RECORDS TO USE ::
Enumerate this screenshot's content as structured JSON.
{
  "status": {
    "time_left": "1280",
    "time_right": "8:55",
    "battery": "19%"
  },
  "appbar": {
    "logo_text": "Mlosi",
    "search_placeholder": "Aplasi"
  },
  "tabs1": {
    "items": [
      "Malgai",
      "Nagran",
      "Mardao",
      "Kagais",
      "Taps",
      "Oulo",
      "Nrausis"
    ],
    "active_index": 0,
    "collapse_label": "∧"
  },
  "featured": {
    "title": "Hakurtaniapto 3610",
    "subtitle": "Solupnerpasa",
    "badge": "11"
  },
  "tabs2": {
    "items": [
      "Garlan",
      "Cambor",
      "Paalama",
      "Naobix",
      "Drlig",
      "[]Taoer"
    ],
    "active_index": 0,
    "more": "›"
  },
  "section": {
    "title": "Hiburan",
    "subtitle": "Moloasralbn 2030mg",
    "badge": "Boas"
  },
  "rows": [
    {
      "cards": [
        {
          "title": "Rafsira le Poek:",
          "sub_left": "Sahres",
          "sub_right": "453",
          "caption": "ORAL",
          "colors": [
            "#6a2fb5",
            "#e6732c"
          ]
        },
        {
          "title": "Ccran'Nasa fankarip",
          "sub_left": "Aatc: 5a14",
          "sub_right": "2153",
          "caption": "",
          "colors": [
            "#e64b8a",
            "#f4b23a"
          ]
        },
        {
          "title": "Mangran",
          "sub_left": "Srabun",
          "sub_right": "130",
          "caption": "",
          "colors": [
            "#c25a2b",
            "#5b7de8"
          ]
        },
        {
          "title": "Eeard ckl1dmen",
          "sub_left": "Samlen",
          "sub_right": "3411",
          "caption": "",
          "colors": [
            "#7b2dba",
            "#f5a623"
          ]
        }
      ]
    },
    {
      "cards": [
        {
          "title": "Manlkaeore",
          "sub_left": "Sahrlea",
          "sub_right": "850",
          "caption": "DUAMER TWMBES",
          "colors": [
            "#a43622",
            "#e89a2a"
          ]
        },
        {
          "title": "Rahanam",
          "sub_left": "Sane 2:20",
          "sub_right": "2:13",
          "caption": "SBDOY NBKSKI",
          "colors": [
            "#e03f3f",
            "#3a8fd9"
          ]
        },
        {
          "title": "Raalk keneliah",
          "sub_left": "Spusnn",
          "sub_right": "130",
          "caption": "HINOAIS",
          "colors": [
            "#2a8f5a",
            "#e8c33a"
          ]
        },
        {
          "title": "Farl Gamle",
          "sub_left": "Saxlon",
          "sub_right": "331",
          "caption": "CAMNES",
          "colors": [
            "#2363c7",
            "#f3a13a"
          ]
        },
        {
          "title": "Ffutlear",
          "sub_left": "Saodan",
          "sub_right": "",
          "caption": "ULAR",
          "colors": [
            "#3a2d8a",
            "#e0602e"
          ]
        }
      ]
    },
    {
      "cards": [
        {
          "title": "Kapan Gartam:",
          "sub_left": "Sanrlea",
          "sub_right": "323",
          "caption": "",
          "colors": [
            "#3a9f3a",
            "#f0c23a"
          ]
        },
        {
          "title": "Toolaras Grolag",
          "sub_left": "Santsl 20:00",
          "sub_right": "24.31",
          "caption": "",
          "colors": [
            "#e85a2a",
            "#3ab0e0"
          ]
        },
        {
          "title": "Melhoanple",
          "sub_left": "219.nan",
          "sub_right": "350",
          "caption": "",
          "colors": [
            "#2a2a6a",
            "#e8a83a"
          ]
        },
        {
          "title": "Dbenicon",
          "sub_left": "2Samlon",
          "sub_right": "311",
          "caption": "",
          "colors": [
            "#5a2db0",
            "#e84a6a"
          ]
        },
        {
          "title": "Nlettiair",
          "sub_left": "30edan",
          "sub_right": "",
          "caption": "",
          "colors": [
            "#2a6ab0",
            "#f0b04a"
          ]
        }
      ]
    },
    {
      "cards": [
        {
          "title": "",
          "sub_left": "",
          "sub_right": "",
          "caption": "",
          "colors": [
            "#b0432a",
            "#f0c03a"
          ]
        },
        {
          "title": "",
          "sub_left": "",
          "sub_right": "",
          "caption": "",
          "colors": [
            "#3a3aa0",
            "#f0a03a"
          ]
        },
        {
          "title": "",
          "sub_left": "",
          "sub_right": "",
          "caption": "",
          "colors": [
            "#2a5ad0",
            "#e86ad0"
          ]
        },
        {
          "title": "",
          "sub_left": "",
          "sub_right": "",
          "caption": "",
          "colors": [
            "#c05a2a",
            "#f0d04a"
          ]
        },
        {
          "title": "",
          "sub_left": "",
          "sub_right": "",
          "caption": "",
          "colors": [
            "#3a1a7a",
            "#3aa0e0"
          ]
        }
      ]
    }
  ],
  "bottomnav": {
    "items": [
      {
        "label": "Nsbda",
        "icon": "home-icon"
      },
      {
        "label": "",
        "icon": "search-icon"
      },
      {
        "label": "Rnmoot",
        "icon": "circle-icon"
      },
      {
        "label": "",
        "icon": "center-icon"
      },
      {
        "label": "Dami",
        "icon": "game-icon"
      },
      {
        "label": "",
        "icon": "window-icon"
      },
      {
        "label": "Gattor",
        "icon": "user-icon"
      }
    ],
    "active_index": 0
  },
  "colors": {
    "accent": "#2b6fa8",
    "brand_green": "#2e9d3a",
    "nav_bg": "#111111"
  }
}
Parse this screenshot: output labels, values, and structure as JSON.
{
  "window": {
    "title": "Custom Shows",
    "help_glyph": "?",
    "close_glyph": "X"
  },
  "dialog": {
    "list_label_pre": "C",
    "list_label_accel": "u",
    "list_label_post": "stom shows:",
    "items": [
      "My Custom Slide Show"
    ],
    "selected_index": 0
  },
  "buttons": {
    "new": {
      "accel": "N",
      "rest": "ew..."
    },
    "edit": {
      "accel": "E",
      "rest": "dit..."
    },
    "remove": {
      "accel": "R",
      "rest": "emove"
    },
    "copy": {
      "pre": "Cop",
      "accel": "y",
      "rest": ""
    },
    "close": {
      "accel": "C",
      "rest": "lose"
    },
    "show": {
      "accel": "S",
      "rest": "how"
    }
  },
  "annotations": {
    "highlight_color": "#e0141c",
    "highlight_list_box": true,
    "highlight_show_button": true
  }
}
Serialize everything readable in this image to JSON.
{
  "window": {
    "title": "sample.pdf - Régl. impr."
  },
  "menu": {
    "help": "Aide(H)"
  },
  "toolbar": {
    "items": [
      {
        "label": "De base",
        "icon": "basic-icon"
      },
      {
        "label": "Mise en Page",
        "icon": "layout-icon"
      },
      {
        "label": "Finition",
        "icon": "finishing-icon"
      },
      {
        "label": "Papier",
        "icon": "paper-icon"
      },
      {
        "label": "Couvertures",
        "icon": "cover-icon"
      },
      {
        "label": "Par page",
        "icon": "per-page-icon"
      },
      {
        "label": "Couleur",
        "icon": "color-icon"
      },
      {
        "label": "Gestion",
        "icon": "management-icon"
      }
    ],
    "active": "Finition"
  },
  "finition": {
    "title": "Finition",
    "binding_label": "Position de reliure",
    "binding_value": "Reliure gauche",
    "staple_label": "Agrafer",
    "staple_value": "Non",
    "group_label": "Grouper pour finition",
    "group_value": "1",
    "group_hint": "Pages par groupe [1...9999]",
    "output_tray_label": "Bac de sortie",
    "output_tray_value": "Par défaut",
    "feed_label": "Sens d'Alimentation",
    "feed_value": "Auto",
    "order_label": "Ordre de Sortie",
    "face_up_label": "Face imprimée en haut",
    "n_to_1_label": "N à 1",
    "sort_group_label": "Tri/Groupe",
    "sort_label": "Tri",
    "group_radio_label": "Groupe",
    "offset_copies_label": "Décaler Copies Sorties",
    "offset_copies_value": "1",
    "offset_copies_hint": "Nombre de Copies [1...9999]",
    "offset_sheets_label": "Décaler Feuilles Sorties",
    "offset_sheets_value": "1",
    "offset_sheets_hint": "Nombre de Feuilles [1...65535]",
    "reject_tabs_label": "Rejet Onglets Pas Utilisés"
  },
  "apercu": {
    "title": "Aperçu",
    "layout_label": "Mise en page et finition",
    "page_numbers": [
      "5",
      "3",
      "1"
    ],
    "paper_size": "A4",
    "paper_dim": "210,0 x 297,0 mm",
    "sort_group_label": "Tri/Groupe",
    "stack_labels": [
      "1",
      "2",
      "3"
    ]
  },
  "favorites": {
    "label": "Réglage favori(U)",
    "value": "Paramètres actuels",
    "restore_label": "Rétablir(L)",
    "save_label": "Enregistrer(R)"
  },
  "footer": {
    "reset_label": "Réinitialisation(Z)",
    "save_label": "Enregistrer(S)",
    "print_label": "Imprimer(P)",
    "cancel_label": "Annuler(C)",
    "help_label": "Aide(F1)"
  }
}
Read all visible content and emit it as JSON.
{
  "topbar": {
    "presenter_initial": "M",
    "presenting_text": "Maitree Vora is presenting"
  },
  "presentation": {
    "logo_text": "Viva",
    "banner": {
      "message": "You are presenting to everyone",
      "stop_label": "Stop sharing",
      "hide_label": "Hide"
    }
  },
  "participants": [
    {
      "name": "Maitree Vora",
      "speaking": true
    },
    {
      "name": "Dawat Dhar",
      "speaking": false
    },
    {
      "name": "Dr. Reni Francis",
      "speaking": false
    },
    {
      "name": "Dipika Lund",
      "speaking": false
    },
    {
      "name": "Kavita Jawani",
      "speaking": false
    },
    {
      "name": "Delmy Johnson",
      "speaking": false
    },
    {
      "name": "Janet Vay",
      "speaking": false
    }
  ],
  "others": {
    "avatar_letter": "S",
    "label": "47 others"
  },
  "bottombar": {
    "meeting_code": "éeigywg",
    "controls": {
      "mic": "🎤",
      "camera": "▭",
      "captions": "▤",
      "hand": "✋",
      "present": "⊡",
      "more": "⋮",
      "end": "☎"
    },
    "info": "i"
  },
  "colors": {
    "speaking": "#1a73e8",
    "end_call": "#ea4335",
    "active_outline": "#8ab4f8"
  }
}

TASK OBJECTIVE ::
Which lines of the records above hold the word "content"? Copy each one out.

ANSWER SPACE ::
Enumerate this screenshot's content as structured JSON.
Read all visible content and emit it as JSON.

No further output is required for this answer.